■ ASSIGNED TASK
Write out every entry, unchanged. Skip any picture.

■ DATA PROVIDED
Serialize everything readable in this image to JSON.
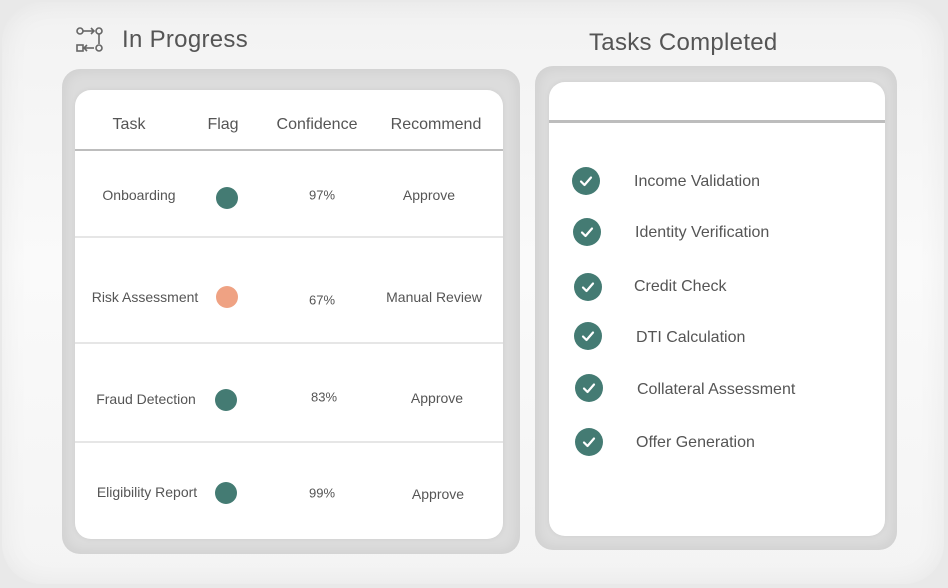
{
  "header": {
    "in_progress_title": "In Progress",
    "completed_title": "Tasks Completed",
    "workflow_icon": "workflow-icon"
  },
  "colors": {
    "teal": "#447b73",
    "orange": "#efa283"
  },
  "table": {
    "columns": [
      "Task",
      "Flag",
      "Confidence",
      "Recommend"
    ],
    "rows": [
      {
        "task": "Onboarding",
        "flag": "teal",
        "confidence": "97%",
        "recommend": "Approve"
      },
      {
        "task": "Risk Assessment",
        "flag": "orange",
        "confidence": "67%",
        "recommend": "Manual Review"
      },
      {
        "task": "Fraud Detection",
        "flag": "teal",
        "confidence": "83%",
        "recommend": "Approve"
      },
      {
        "task": "Eligibility Report",
        "flag": "teal",
        "confidence": "99%",
        "recommend": "Approve"
      }
    ]
  },
  "completed": {
    "icon": "check-circle-icon",
    "items": [
      "Income Validation",
      "Identity Verification",
      "Credit Check",
      "DTI Calculation",
      "Collateral Assessment",
      "Offer Generation"
    ]
  }
}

■ EXPECTED ANSWER
Serialize everything readable in this image to JSON.
{
  "header": {
    "in_progress_title": "In Progress",
    "completed_title": "Tasks Completed",
    "workflow_icon": "workflow-icon"
  },
  "colors": {
    "teal": "#447b73",
    "orange": "#efa283"
  },
  "table": {
    "columns": [
      "Task",
      "Flag",
      "Confidence",
      "Recommend"
    ],
    "rows": [
      {
        "task": "Onboarding",
        "flag": "teal",
        "confidence": "97%",
        "recommend": "Approve"
      },
      {
        "task": "Risk Assessment",
        "flag": "orange",
        "confidence": "67%",
        "recommend": "Manual Review"
      },
      {
        "task": "Fraud Detection",
        "flag": "teal",
        "confidence": "83%",
        "recommend": "Approve"
      },
      {
        "task": "Eligibility Report",
        "flag": "teal",
        "confidence": "99%",
        "recommend": "Approve"
      }
    ]
  },
  "completed": {
    "icon": "check-circle-icon",
    "items": [
      "Income Validation",
      "Identity Verification",
      "Credit Check",
      "DTI Calculation",
      "Collateral Assessment",
      "Offer Generation"
    ]
  }
}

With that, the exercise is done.